Clio Logo

Built between 1917 and 1925, the drunk tank in Old Firehouse Alley was used initially as an overflow cell for the city jail of Fort Collins, Colorado. However, its original purpose remains unknown. Yet, the tank proved to be valuable to the city, as the city jail became over-populated. During Prohibition, which lasted between 1896 and 1969 in Fort Collins, it was used to detain drunks and non-violent offenders. By the mid-twentieth century, the tank became a perfect solution to the filling city jail, as it separated mild offenders from hardened criminals. Though its history after Prohibition is vague, it continues to stand this day as a monument to Fort Collins' dry years.


  • The drunk tank in present-day, after being painted over.
  • The drunk tank before being painted over in the late 2000s.

During the late 1890s, temperance movements in Fort Collins took shape to make the sale and purchase of alcohol illegal in the city.

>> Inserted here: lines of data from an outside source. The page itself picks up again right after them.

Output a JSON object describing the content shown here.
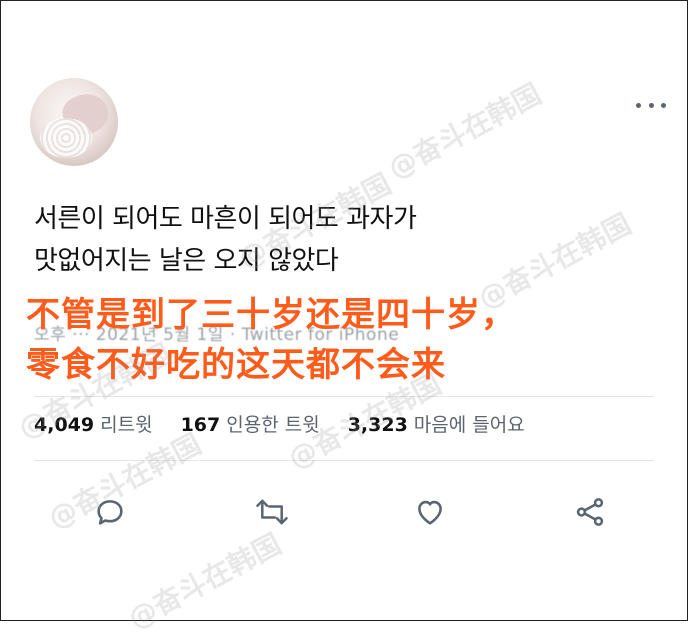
{
  "tweet": {
    "text_line1": "서른이 되어도 마흔이 되어도 과자가",
    "text_line2": "맛없어지는 날은 오지 않았다",
    "meta": "오후 ··· 2021년 5월 1일 · Twitter for iPhone"
  },
  "overlay": {
    "line1": "不管是到了三十岁还是四十岁，",
    "line2": "零食不好吃的这天都不会来",
    "color": "#ff5b1a"
  },
  "stats": {
    "retweets_count": "4,049",
    "retweets_label": "리트윗",
    "quotes_count": "167",
    "quotes_label": "인용한 트윗",
    "likes_count": "3,323",
    "likes_label": "마음에 들어요"
  },
  "watermark": {
    "text": "@奋斗在韩国"
  },
  "icons": {
    "more": "more-dots-icon",
    "reply": "reply-icon",
    "retweet": "retweet-icon",
    "like": "heart-icon",
    "share": "share-icon"
  }
}
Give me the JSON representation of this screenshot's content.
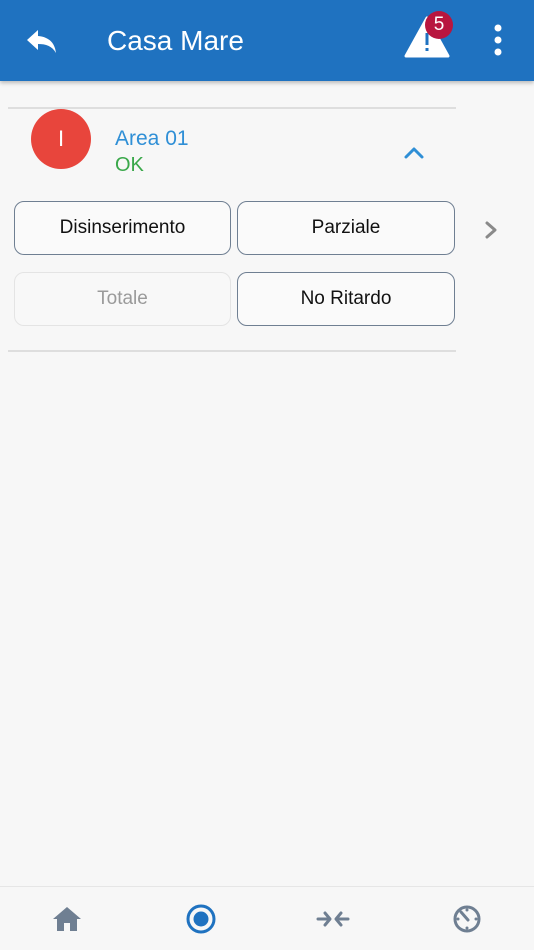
{
  "header": {
    "title": "Casa Mare",
    "alert_count": "5"
  },
  "area": {
    "avatar_letter": "I",
    "name": "Area 01",
    "status": "OK"
  },
  "actions": [
    {
      "label": "Disinserimento",
      "enabled": true
    },
    {
      "label": "Parziale",
      "enabled": true
    },
    {
      "label": "Totale",
      "enabled": false
    },
    {
      "label": "No Ritardo",
      "enabled": true
    }
  ],
  "bottom_nav": {
    "items": [
      "home-icon",
      "arm-status-icon",
      "exchange-icon",
      "timer-icon"
    ],
    "active_index": 1
  },
  "colors": {
    "primary": "#1f72c0",
    "badge": "#b8163f",
    "avatar": "#e8453c",
    "area_name": "#2f8fd6",
    "status_ok": "#3aa84a",
    "nav_icon": "#6f7f92"
  }
}
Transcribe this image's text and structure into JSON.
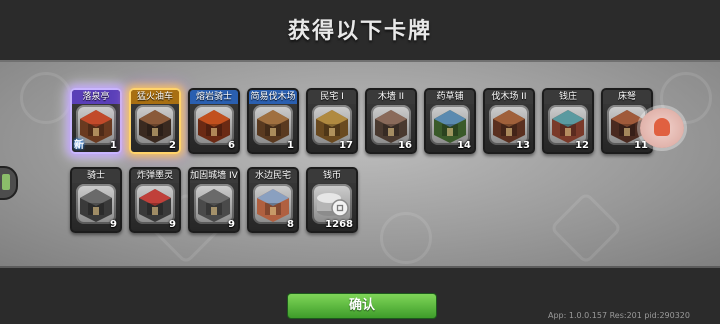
{
  "title": "获得以下卡牌",
  "confirm_label": "确认",
  "version_text": "App: 1.0.0.157 Res:201 pid:290320",
  "new_tag": "新",
  "cards": [
    {
      "name": "落泉亭",
      "count": "1",
      "rarity": "epic",
      "is_new": true,
      "icon": "pavilion-icon"
    },
    {
      "name": "猛火油车",
      "count": "2",
      "rarity": "legend",
      "is_new": false,
      "icon": "fire-cart-icon"
    },
    {
      "name": "熔岩骑士",
      "count": "6",
      "rarity": "rare",
      "is_new": false,
      "icon": "lava-knight-icon"
    },
    {
      "name": "简易伐木场",
      "count": "1",
      "rarity": "rare",
      "is_new": false,
      "icon": "lumber-camp-icon"
    },
    {
      "name": "民宅 I",
      "count": "17",
      "rarity": "normal",
      "is_new": false,
      "icon": "house-icon"
    },
    {
      "name": "木墙 II",
      "count": "16",
      "rarity": "normal",
      "is_new": false,
      "icon": "wood-wall-icon"
    },
    {
      "name": "药草铺",
      "count": "14",
      "rarity": "normal",
      "is_new": false,
      "icon": "herb-shop-icon"
    },
    {
      "name": "伐木场 II",
      "count": "13",
      "rarity": "normal",
      "is_new": false,
      "icon": "sawmill-icon"
    },
    {
      "name": "钱庄",
      "count": "12",
      "rarity": "normal",
      "is_new": false,
      "icon": "bank-icon"
    },
    {
      "name": "床弩",
      "count": "11",
      "rarity": "normal",
      "is_new": false,
      "icon": "ballista-icon"
    },
    {
      "name": "骑士",
      "count": "9",
      "rarity": "normal",
      "is_new": false,
      "icon": "knight-icon"
    },
    {
      "name": "炸弹墨灵",
      "count": "9",
      "rarity": "normal",
      "is_new": false,
      "icon": "bomb-spirit-icon"
    },
    {
      "name": "加固城墙 IV",
      "count": "9",
      "rarity": "normal",
      "is_new": false,
      "icon": "stone-wall-icon"
    },
    {
      "name": "水边民宅",
      "count": "8",
      "rarity": "normal",
      "is_new": false,
      "icon": "waterside-house-icon"
    },
    {
      "name": "钱币",
      "count": "1268",
      "rarity": "normal",
      "is_new": false,
      "icon": "coin-icon"
    }
  ],
  "colors": {
    "epic": "#5a3fb8",
    "legend": "#a86f12",
    "rare": "#2a5fb0",
    "confirm": "#4fae33"
  }
}
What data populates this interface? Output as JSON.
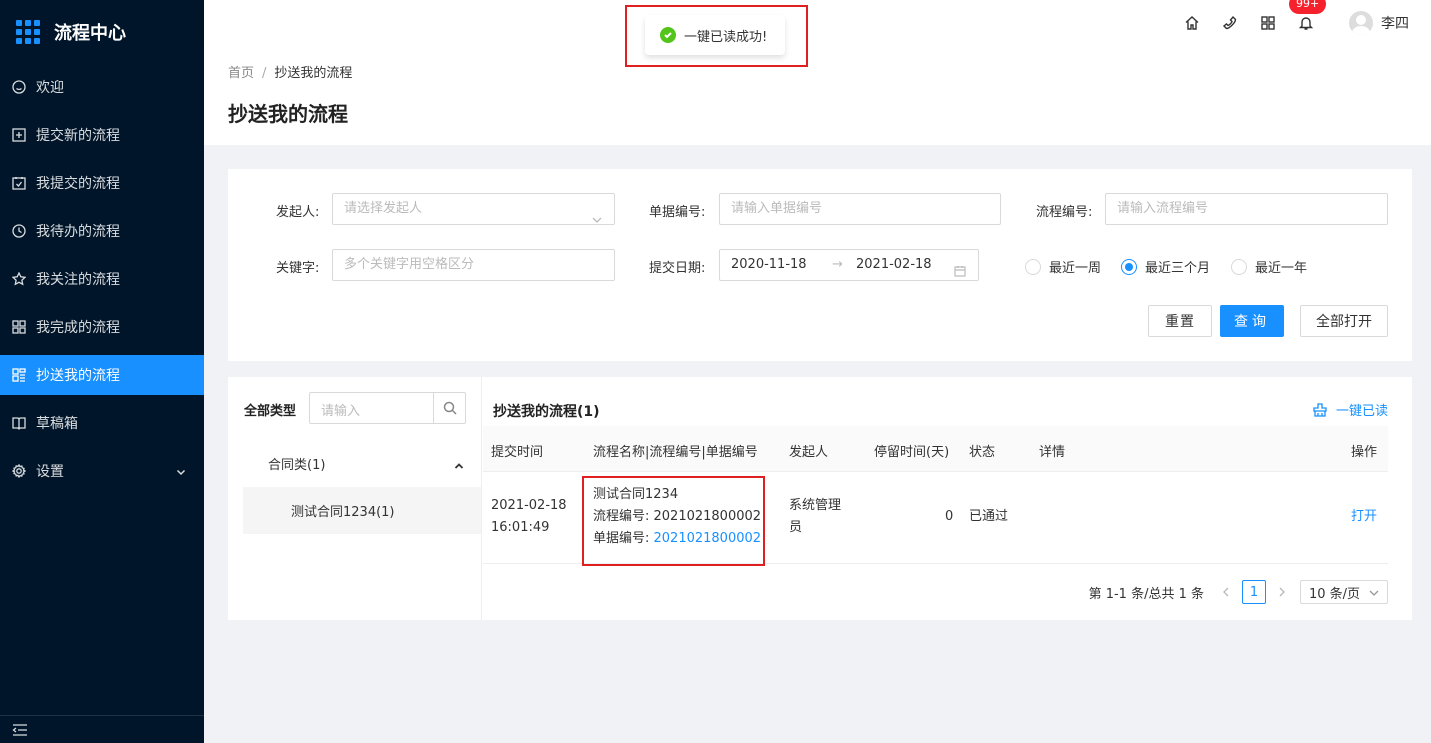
{
  "app": {
    "title": "流程中心"
  },
  "sidebar": {
    "items": [
      {
        "label": "欢迎",
        "icon": "smile-icon"
      },
      {
        "label": "提交新的流程",
        "icon": "plus-square-icon"
      },
      {
        "label": "我提交的流程",
        "icon": "calendar-check-icon"
      },
      {
        "label": "我待办的流程",
        "icon": "clock-icon"
      },
      {
        "label": "我关注的流程",
        "icon": "star-icon"
      },
      {
        "label": "我完成的流程",
        "icon": "appstore-icon"
      },
      {
        "label": "抄送我的流程",
        "icon": "cc-icon",
        "active": true
      },
      {
        "label": "草稿箱",
        "icon": "book-icon"
      },
      {
        "label": "设置",
        "icon": "gear-icon"
      }
    ]
  },
  "header": {
    "notification_badge": "99+",
    "user_name": "李四"
  },
  "toast": {
    "message": "一键已读成功!"
  },
  "breadcrumb": {
    "home": "首页",
    "separator": "/",
    "current": "抄送我的流程"
  },
  "page": {
    "title": "抄送我的流程"
  },
  "filters": {
    "initiator_label": "发起人:",
    "initiator_placeholder": "请选择发起人",
    "doc_no_label": "单据编号:",
    "doc_no_placeholder": "请输入单据编号",
    "flow_no_label": "流程编号:",
    "flow_no_placeholder": "请输入流程编号",
    "keyword_label": "关键字:",
    "keyword_placeholder": "多个关键字用空格区分",
    "date_label": "提交日期:",
    "date_start": "2020-11-18",
    "date_arrow": "→",
    "date_end": "2021-02-18",
    "ranges": [
      {
        "label": "最近一周",
        "checked": false
      },
      {
        "label": "最近三个月",
        "checked": true
      },
      {
        "label": "最近一年",
        "checked": false
      }
    ],
    "reset_button": "重置",
    "search_button": "查询",
    "expand_button": "全部打开"
  },
  "left_panel": {
    "all_types_label": "全部类型",
    "search_placeholder": "请输入",
    "tree": {
      "parent": "合同类(1)",
      "child": "测试合同1234(1)"
    }
  },
  "table": {
    "title": "抄送我的流程(1)",
    "mark_all_read": "一键已读",
    "columns": [
      "提交时间",
      "流程名称|流程编号|单据编号",
      "发起人",
      "停留时间(天)",
      "状态",
      "详情",
      "操作"
    ],
    "rows": [
      {
        "submit_date": "2021-02-18",
        "submit_time": "16:01:49",
        "flow_name": "测试合同1234",
        "flow_no_label": "流程编号: ",
        "flow_no": "2021021800002",
        "doc_no_label": "单据编号: ",
        "doc_no": "2021021800002",
        "initiator_line1": "系统管理",
        "initiator_line2": "员",
        "stay_days": "0",
        "status": "已通过",
        "detail": "",
        "action": "打开"
      }
    ]
  },
  "pagination": {
    "summary": "第 1-1 条/总共 1 条",
    "current_page": "1",
    "page_size": "10 条/页"
  },
  "colors": {
    "primary": "#1890ff",
    "sidebar_bg": "#001529",
    "success": "#52c41a",
    "highlight": "#e02020"
  }
}
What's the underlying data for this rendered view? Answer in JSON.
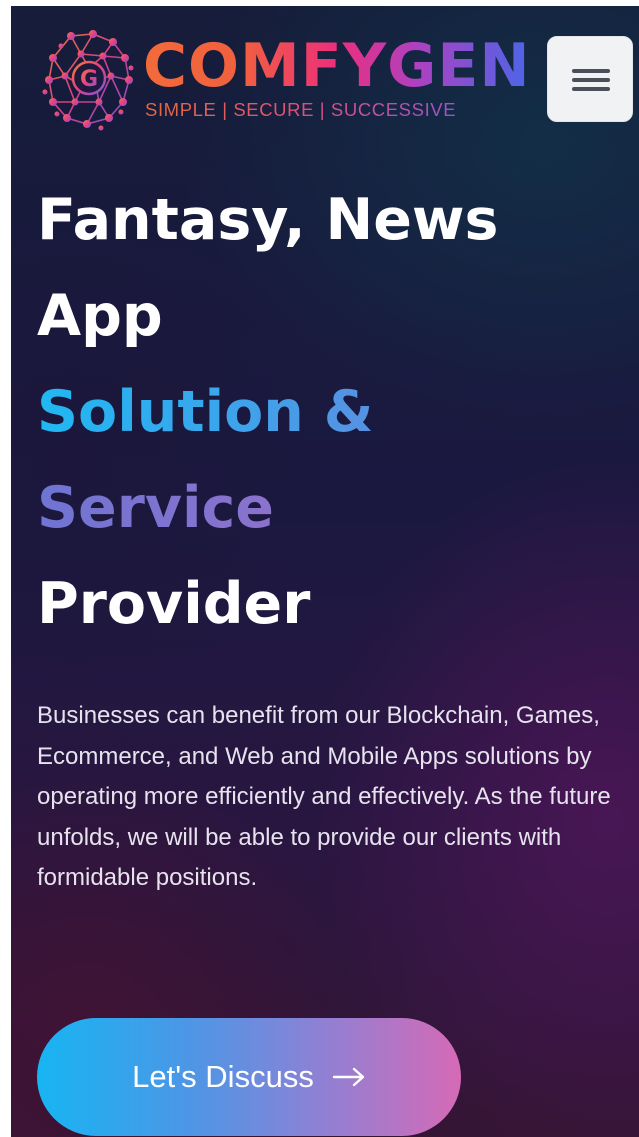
{
  "header": {
    "logo": {
      "letter": "G",
      "name": "COMFYGEN",
      "tagline": "SIMPLE | SECURE | SUCCESSIVE"
    },
    "menu_icon": "hamburger-menu-icon"
  },
  "hero": {
    "title_lines": [
      "Fantasy, News",
      "App",
      "Solution &",
      "Service",
      "Provider"
    ],
    "description": "Businesses can benefit from our Blockchain, Games, Ecommerce, and Web and Mobile Apps solutions by operating more efficiently and effectively. As the future unfolds, we will be able to provide our clients with formidable positions.",
    "cta_label": "Let's Discuss",
    "cta_icon": "arrow-right-icon"
  },
  "colors": {
    "brand_orange": "#f26b3a",
    "brand_pink": "#ec2f7c",
    "brand_purple": "#b040c0",
    "brand_blue": "#4a66e8",
    "accent_cyan": "#21b6f1",
    "accent_magenta": "#d66ab6",
    "background_navy": "#1b1840",
    "menu_button_bg": "#f1f2f4"
  }
}
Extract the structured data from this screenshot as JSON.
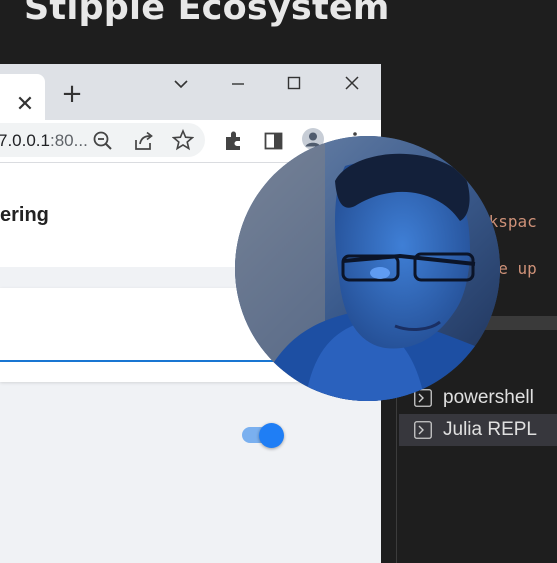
{
  "slide": {
    "title": "Stipple Ecosystem"
  },
  "browser": {
    "tab_close_glyph": "✕",
    "new_tab_glyph": "+",
    "url_host": "7.0.0.1",
    "url_port": ":80...",
    "icons": [
      "zoom-out-icon",
      "share-icon",
      "star-icon",
      "extensions-icon",
      "side-panel-icon",
      "profile-icon",
      "menu-icon"
    ]
  },
  "page": {
    "heading": "ering",
    "toggle_on": true
  },
  "editor": {
    "code_line_1": "ckspac",
    "code_line_2": "ire up"
  },
  "terminal": {
    "items": [
      {
        "label": "powershell",
        "icon": "terminal-icon"
      },
      {
        "label": "Julia REPL",
        "icon": "terminal-icon",
        "selected": true
      }
    ]
  },
  "colors": {
    "accent": "#1976d2",
    "toggle_thumb": "#1f7ef5",
    "code_string": "#ce9178"
  }
}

By 1896, the movements got their wish when Prohibition came into effect. However, not everyone was supportive of the action. To continue the sale and purchase of alcohol, many individuals found a way around the new laws.

While some successfully bootlegged throughout the city, others were not as lucky. Offenders who were found bootlegging or being publicly intoxicated were arrested and taken into custody. Those who were arrested were detained in the Fort Collins city jail, but by the turn of the twentieth century, the jail became over-populated. 

The drunk tank itself was constructed sometime between 1917 and 1925. Its original purpose is unknown, but it proved to be valuable to the city of Fort Collins. It served as an outflow cell for non-violent offenders. This structure offered a solution to the over-crowding in the city jail, and also provided separation between mild offenders and hardened criminals. It served its purpose until the end of the city's Prohibition in 1969.

Located at 244 Old Firehouse Alley in Old Town, Fort Collins, the drunk tank still stands as a memorial to the dry years of the city. Today, it looks a little different, as it was painted over and slightly renovated during the late 2000s. Visitors are free to look around. It is also a stop on numerous tours.

Udell, Erin. The dodgy history of Old Town's drunk tank. Coloradoan. September 11, 2017. Accessed October 23, 2018. https://www.coloradoan.com/story/entertainment/2017/09/12/history-old-town-fort-collins-drunk-tank-firehouse-alley/654041001/.

Fleming, Barbara. Fleming: When Fort Collins was dry. Coloradoan. January 16, 2017. Accessed October 23, 2018. https://www.coloradoan.com/story/life/2017/01/16/fleming-fort-collins-dry/96624604/.

Image Credits:
Humphreys, Austin. Coloradoan. . Accessed October 24, 2018. https://www.coloradoan.com/story/entertainment/2017/09/12/history-old-town-fort-collins-drunk-tank-firehouse-alley/654041001/.

Lost Fort Collins. May 22, 2009. Accessed October 24, 2018. http://www.lostfortcollins.net/2009/05/22/the-blue-jailhouse/.